- Due to time constraints, I will write letters of recommendation only if they are strictly required for the application to an academic program (Master, PhD, exchange).
- Your grades in our courses and seminars, or in the thesis you have written under our supervision, have to be good or excellent. These grades will expressly be mentioned in the letter, and it certainly does not promote your goals to have an average or bad grade highlighted this way.
- The overall image conveyed by your transcript of grades should justify an application. You don’t have to be an A student to qualify for studies abroad or for a graduate program. However, a bad performance during your current program may render the whole application fruitless, so you should at least think about saving the effort.
- If you are heading for a program that emphasizes quantitative topics, like Finance or Management Economics, you'd better have decent grades in subjects like Microeconomics, Mathematics, Statistics, Econometrics... Otherwise it might be a waste of time - for us to draft a letter, for you to apply. Better switch to a more suitable program.
- Make sure that you know in greater detail how the application procedure works. You have to know exactly what you need: Just a letter in a closed and sealed envelope? Does this letter have to bear the address of the institution where you apply? Or is it necessary/sufficient to fill in a form? Does the institution send an email to the referee that requires him to fight through an online questionnaire? All this is research you should do before we talk about your application.

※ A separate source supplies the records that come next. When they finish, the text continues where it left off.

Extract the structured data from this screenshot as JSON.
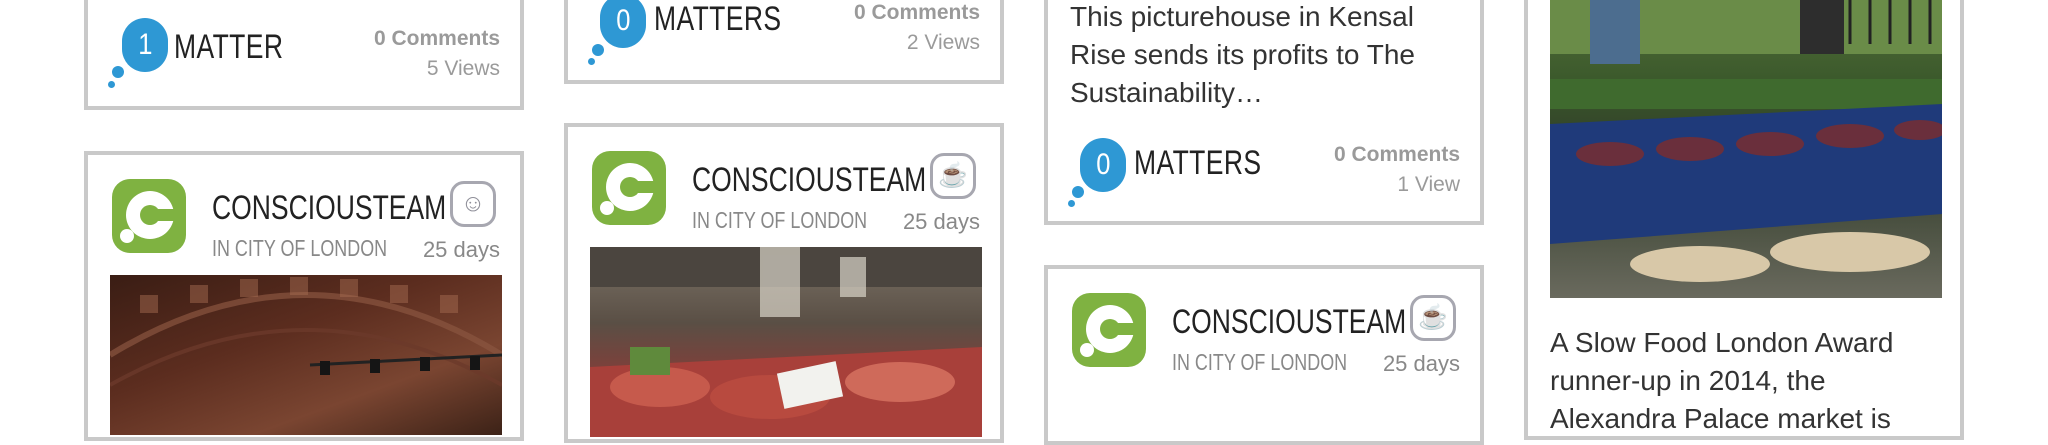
{
  "cards": {
    "c1_top": {
      "matters": {
        "count": "1",
        "label": "MATTER",
        "comments": "0 Comments",
        "views": "5 Views"
      }
    },
    "c2_top": {
      "matters": {
        "count": "0",
        "label": "MATTERS",
        "comments": "0 Comments",
        "views": "2 Views"
      }
    },
    "c3_top": {
      "description": "This picturehouse in Kensal Rise sends its profits to The Sustainability…",
      "matters": {
        "count": "0",
        "label": "MATTERS",
        "comments": "0 Comments",
        "views": "1 View"
      }
    },
    "c1_bottom": {
      "author": "CONSCIOUSTEAM",
      "location": "IN CITY OF LONDON",
      "age": "25 days",
      "category_icon": "theatre-masks-icon"
    },
    "c2_bottom": {
      "author": "CONSCIOUSTEAM",
      "location": "IN CITY OF LONDON",
      "age": "25 days",
      "category_icon": "coffee-cup-icon"
    },
    "c3_bottom": {
      "author": "CONSCIOUSTEAM",
      "location": "IN CITY OF LONDON",
      "age": "25 days",
      "category_icon": "coffee-cup-icon"
    },
    "c4": {
      "description": "A Slow Food London Award runner-up in 2014, the Alexandra Palace market is"
    }
  },
  "colors": {
    "brand_green": "#7fb241",
    "matters_blue": "#2e98d4",
    "border": "#c9c9c9"
  }
}
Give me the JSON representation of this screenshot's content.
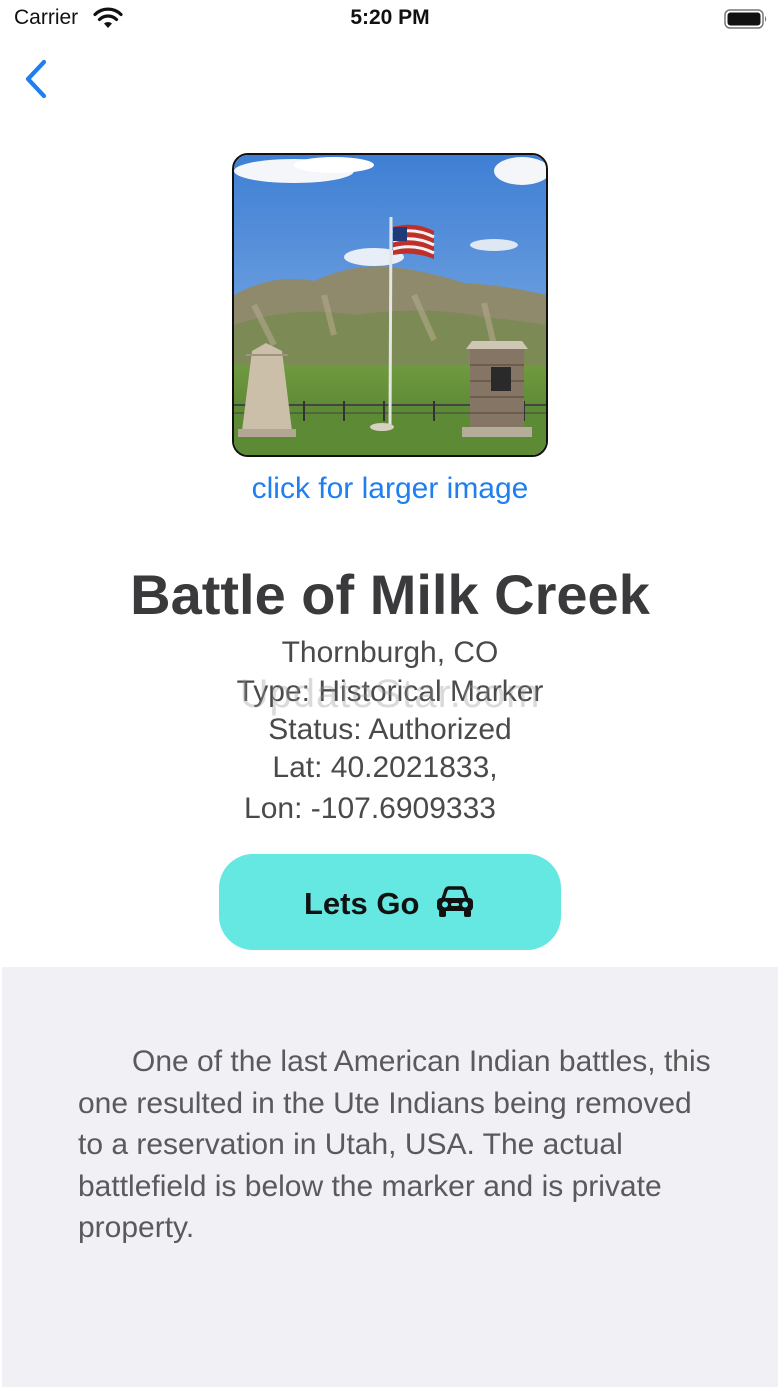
{
  "status_bar": {
    "carrier": "Carrier",
    "time": "5:20 PM"
  },
  "photo": {
    "link_text": "click for larger image"
  },
  "marker": {
    "title": "Battle of Milk Creek",
    "location": "Thornburgh, CO",
    "type": "Type: Historical Marker",
    "status": "Status: Authorized",
    "lat": "Lat: 40.2021833,",
    "lon": "Lon: -107.6909333"
  },
  "watermark": "UpdateStar.com",
  "actions": {
    "go_label": "Lets Go",
    "go_icon": "car-icon"
  },
  "description": "One of the last American Indian battles, this one resulted in the Ute Indians being removed to a reservation in Utah, USA. The actual battlefield is below the marker and is private property.",
  "colors": {
    "accent": "#1f7ff0",
    "button": "#65e8e2",
    "panel": "#f0f0f5"
  }
}
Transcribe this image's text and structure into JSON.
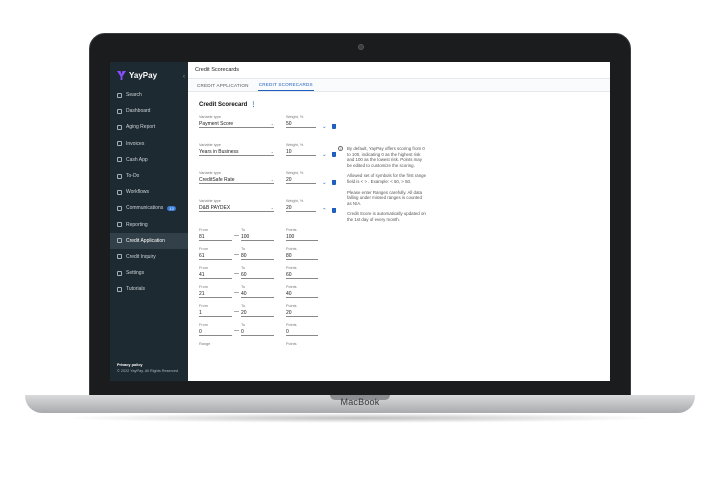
{
  "device": {
    "label": "MacBook"
  },
  "app": {
    "brand": "YayPay",
    "page_title": "Credit Scorecards"
  },
  "sidebar": {
    "items": [
      {
        "label": "Search",
        "icon": "search-icon"
      },
      {
        "label": "Dashboard",
        "icon": "dashboard-icon"
      },
      {
        "label": "Aging Report",
        "icon": "report-icon"
      },
      {
        "label": "Invoices",
        "icon": "invoice-icon"
      },
      {
        "label": "Cash App",
        "icon": "dollar-icon"
      },
      {
        "label": "To-Do",
        "icon": "todo-icon"
      },
      {
        "label": "Workflows",
        "icon": "workflow-icon"
      },
      {
        "label": "Communications",
        "icon": "mail-icon",
        "badge": "13"
      },
      {
        "label": "Reporting",
        "icon": "chart-icon"
      },
      {
        "label": "Credit Application",
        "icon": "card-icon",
        "active": true
      },
      {
        "label": "Credit Inquiry",
        "icon": "inquiry-icon"
      },
      {
        "label": "Settings",
        "icon": "gear-icon"
      },
      {
        "label": "Tutorials",
        "icon": "play-icon"
      }
    ],
    "footer_link": "Privacy policy",
    "footer_copy": "© 2022 YayPay. All Rights Reserved"
  },
  "tabs": [
    {
      "label": "CREDIT APPLICATION",
      "active": false
    },
    {
      "label": "CREDIT SCORECARDS",
      "active": true
    }
  ],
  "scorecard": {
    "title": "Credit Scorecard",
    "variable_label": "Variable type",
    "weight_label": "Weight, %",
    "variables": [
      {
        "type": "Payment Score",
        "weight": "50"
      },
      {
        "type": "Years in Business",
        "weight": "10"
      },
      {
        "type": "CreditSafe Rate",
        "weight": "20"
      },
      {
        "type": "D&B PAYDEX",
        "weight": "20"
      }
    ],
    "range_labels": {
      "from": "From",
      "to": "To",
      "points": "Points",
      "range": "Range"
    },
    "ranges": [
      {
        "from": "81",
        "to": "100",
        "points": "100"
      },
      {
        "from": "61",
        "to": "80",
        "points": "80"
      },
      {
        "from": "41",
        "to": "60",
        "points": "60"
      },
      {
        "from": "21",
        "to": "40",
        "points": "40"
      },
      {
        "from": "1",
        "to": "20",
        "points": "20"
      },
      {
        "from": "0",
        "to": "0",
        "points": "0"
      }
    ]
  },
  "info": [
    "By default, YayPay offers scoring from 0 to 100, indicating 0 as the highest risk and 100 as the lowest risk. Points may be edited to customize the scoring.",
    "Allowed set of symbols for the first range field is < > . Example: < 50, > 50.",
    "Please enter Ranges carefully. All data falling under missed ranges is counted as N/A.",
    "Credit Score is automatically updated on the 1st day of every month."
  ],
  "colors": {
    "sidebar": "#1e2a31",
    "accent": "#1f5fbf",
    "brand": "#8c4dff"
  }
}
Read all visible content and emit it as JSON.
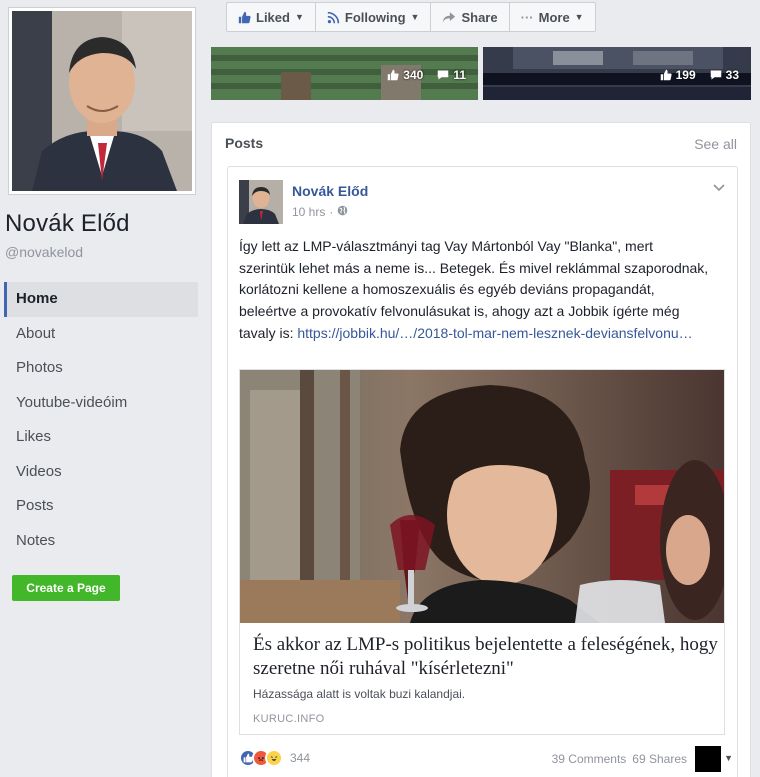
{
  "profile": {
    "name": "Novák Előd",
    "handle": "@novakelod"
  },
  "nav": {
    "items": [
      {
        "label": "Home",
        "active": true
      },
      {
        "label": "About"
      },
      {
        "label": "Photos"
      },
      {
        "label": "Youtube-videóim"
      },
      {
        "label": "Likes"
      },
      {
        "label": "Videos"
      },
      {
        "label": "Posts"
      },
      {
        "label": "Notes"
      }
    ],
    "create_page_label": "Create a Page"
  },
  "actionbar": {
    "liked_label": "Liked",
    "following_label": "Following",
    "share_label": "Share",
    "more_label": "More"
  },
  "photos": [
    {
      "likes": "340",
      "comments": "11"
    },
    {
      "likes": "199",
      "comments": "33"
    }
  ],
  "posts_section": {
    "header": "Posts",
    "see_all": "See all"
  },
  "post": {
    "author": "Novák Előd",
    "time": "10 hrs",
    "privacy_icon": "globe-icon",
    "text": "Így lett az LMP-választmányi tag Vay Mártonból Vay \"Blanka\", mert szerintük lehet más a neme is... Betegek. És mivel reklámmal szaporodnak, korlátozni kellene a homoszexuális és egyéb deviáns propagandát, beleértve a provokatív felvonulásukat is, ahogy azt a Jobbik ígérte még tavaly is:",
    "link_text": "https://jobbik.hu/…/2018-tol-mar-nem-lesznek-deviansfelvonu…",
    "preview": {
      "title": "És akkor az LMP-s politikus bejelentette a feleségének, hogy szeretne női ruhával \"kísérletezni\"",
      "description": "Házassága alatt is voltak buzi kalandjai.",
      "domain": "KURUC.INFO"
    },
    "reactions_count": "344",
    "comments_count": "39 Comments",
    "shares_count": "69 Shares"
  },
  "colors": {
    "brand_blue": "#4267b2",
    "link_blue": "#365899",
    "create_green": "#42b72a",
    "bg": "#e9ebee"
  }
}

- Be on time. Do not show up and ask to receive a letter of recommendation the following day. This might be possible in very exceptional cases, but there is no guarantee for that. Better ask for the letter at least six weeks before the deadline for your application, in particular if it is in the semester break. And finally: better do not request 20 or 30 letters of recommendation at a time.
If you want to apply for such a letter, then email a
- current CV,
- transcript of your grades,
- description of the programs you want to apply for,
- description of the requirements (see above),
- short description of your motivation for applying for this specific program.
Put as much information as possible into the body of your email. If it is inevitable to send an attachment, then assign a sensible filename, like "myname_grades.pdf". It is impossible to keep track of all the attachments cleverly named "grades.doc" or "cv.pdf". In each case, the recipient's address will be added to the letter, so don't forget to mention the full address when describing the respective program.
Either you can have your letter in a sealed envelope (which you can send in with your application), or I will send it directly to the institution where you apply (e.g., if you submit your application online). The reason is simple: an unsealed letter of recommendation "to whom it may concern" is pretty worthless.